Kids grow with their favorite childhood stars

After many years, Miley Cyrus remains an influence due to her Disney character

The title character of Hannah Montana is a role model for an entire generation and continues to be so.

Courtesy of IMDb

The title character of “Hannah Montana” is a role model for an entire generation and continues to be so.

Abby Komiske, Staff Writer

Everyone has their all-time favorite Disney show from childhood — something that they are willing to defend with everything they have.

For me, that’s “Hannah Montana”.

I grew up watching “Hannah Montana”, along with the iconic runner-ups “Phineas and Ferb”, “Wizards of Waverly Place” and “The Suite Life of Zack and Cody”. There’s something about the 2000s era of Disney that really hits home. Sometimes, when I’m too lazy to watch something new on Netflix or Hulu, I return to comfort shows or play soundtrack music. They just don’t make sitcoms or teen romance like they used to. 

For those who may not know, “Hannah Montana” features Miley Cyrus as Miley Stewart, a high schooler with a pop-star alter ego, Hannah Montana. With episodes like “Get Down to Study-Udy-Udy” and “The Way We Almost Weren’t”, Cyrus related to everyday school problems like tests, the fun of friendship and more serious matters like the importance of family and honesty. 

It had the perfect amount of amusing, meaningful and fun entertainment. Because of these aspects, I’ve related to the actress. The show holds wise truths in the middle of nacho cheese jerky, ‘oooh tss’, peanut butter with pickles and Billy Ray Cyrus jokes. 

I have various reasons for “Hannah Montana” being my favorite Disney show. The most obvious is that the songs are iconic. In my mind, nothing can beat my favorites: “The Best of Both Worlds”, “Nobody’s Perfect” and “Ordinary Girl”. 

Not everyone can create such great content so early in their career, but “Hannah Montana” had no problem performing while tackling typical teen issues, too — which is pretty impressive. Stewart dealt with school, love triangles, keeping her Hannah Montana identity secret from nosy high-schoolers and performing for thousands of fans at the same time.

I, like many in my generation, have grown up with the artist and changed with her. “Hannah Montana” premiered in 2006 and ended in 2011, giving us four great seasons and “Hannah Montana: The Movie” (2009). That’s a solid seven years of development and attachment.

However, after the show ended and the Disney image faded, Cyrus opened up her career to what she wanted for herself. It was time to grow up, for both her and me. That’s a particularly hard thing to do for someone so famous — especially since she started out as a Disney kid, which already has connotations of a go-lucky, kiddy personality — but she has publicly supported her origins while expanding her content. 

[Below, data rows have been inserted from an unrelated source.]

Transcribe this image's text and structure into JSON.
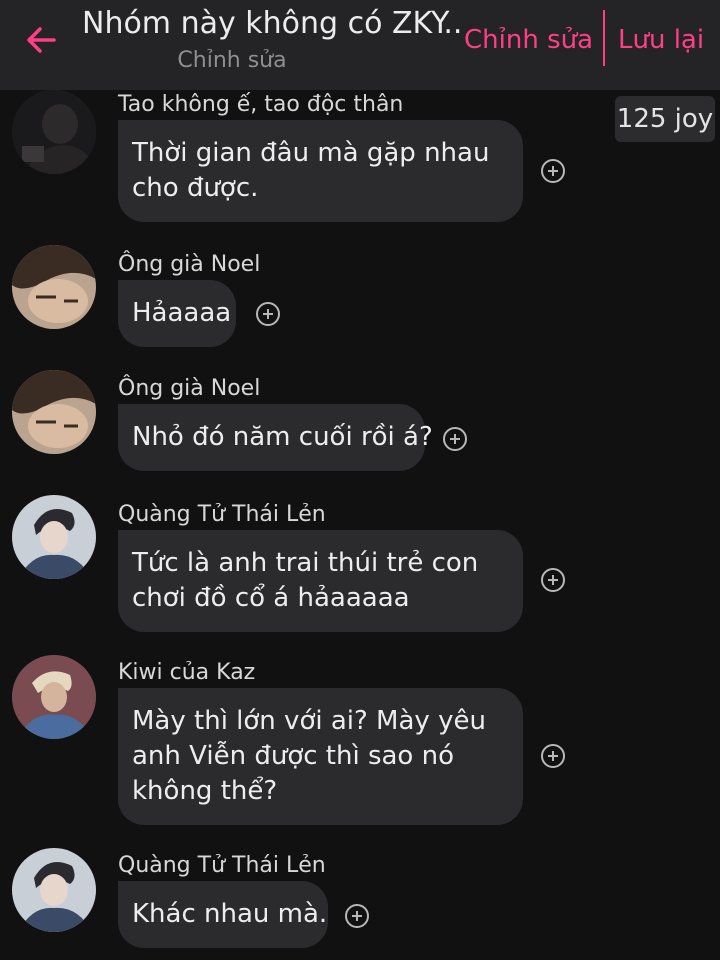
{
  "header": {
    "title": "Nhóm này không có ZKY...",
    "subtitle": "Chỉnh sửa",
    "edit_label": "Chỉnh sửa",
    "save_label": "Lưu lại",
    "accent": "#ff3e86"
  },
  "joy_badge": "125 joy",
  "icons": {
    "back": "arrow-left-icon",
    "add_reaction": "plus-circle-icon"
  },
  "messages": [
    {
      "sender": "Tao không ế, tao độc thân",
      "lines": [
        "Thời gian đâu mà gặp nhau",
        "cho được."
      ]
    },
    {
      "sender": "Ông già Noel",
      "lines": [
        "Hảaaaa"
      ]
    },
    {
      "sender": "Ông già Noel",
      "lines": [
        "Nhỏ đó năm cuối rồi á?"
      ]
    },
    {
      "sender": "Quàng Tử Thái Lẻn",
      "lines": [
        "Tức là anh trai thúi trẻ con",
        "chơi đồ cổ á hảaaaaa"
      ]
    },
    {
      "sender": "Kiwi của Kaz",
      "lines": [
        "Mày thì lớn với ai? Mày yêu",
        "anh Viễn được thì sao nó",
        "không thể?"
      ]
    },
    {
      "sender": "Quàng Tử Thái Lẻn",
      "lines": [
        "Khác nhau mà."
      ]
    }
  ]
}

Cyrus deserves major respect because some Disney-starters are embarrassed by their childhood careers rather than embracing them. As a fan, you don’t want someone to regret giving you something so pertinent to your own childhood. 

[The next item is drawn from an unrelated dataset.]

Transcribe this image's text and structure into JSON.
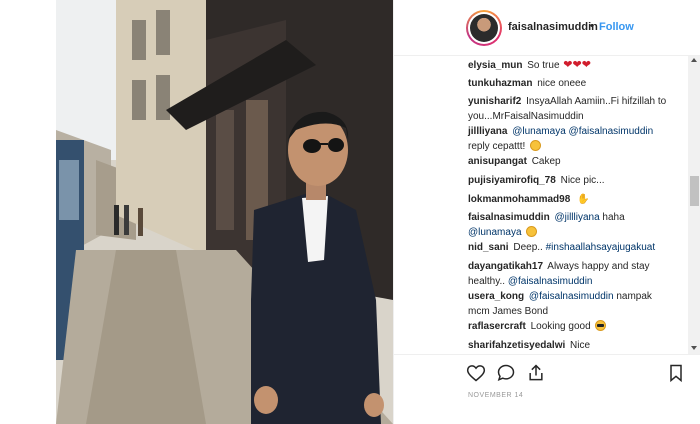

Cyrus received major backlash for growing out of her childhood role, especially when she came out with “Wrecking Ball”. But the showcase of her authentic self is admirable. Cyrus has had her fair share of mix-ups and mistakes, but then again who hasn’t? It all depends on how you react and learn from situations — which I think she has. 

Recently, Cyrus hosted her own New Year’s Eve show and had a wardrobe malfunction. Her top loosened in the middle of a live TV performance on NBC — but she quickly recovered from the situation, put on a blazer and continued to sing “Party in the U.S.A.” She even laughed about it, which is something I’m not sure a 13-year-old pop-star or present-day me could have done. 

At the end of the day, Cyrus has participated in her fair share of controversies, but she isn’t afraid to do what she wants and needs for herself as a person and an icon. Now, I’m not a huge celebrity tracker, and I don’t care much for Hollywood trends, but I’ve always followed Cyrus for nostalgia’s sake. It would be hard not to — I committed back when my mom bought me Hannah Montana crayons, a backpack and a microphone. 

It’s been a long time since I’ve watched “Hannah Montana” after a hard day of second grade, but it will always have a special place in my heart. After all, it’s just as Hannah Montana says, “you can say goodbye, and you can say hello, but you’ll always find your way back home.”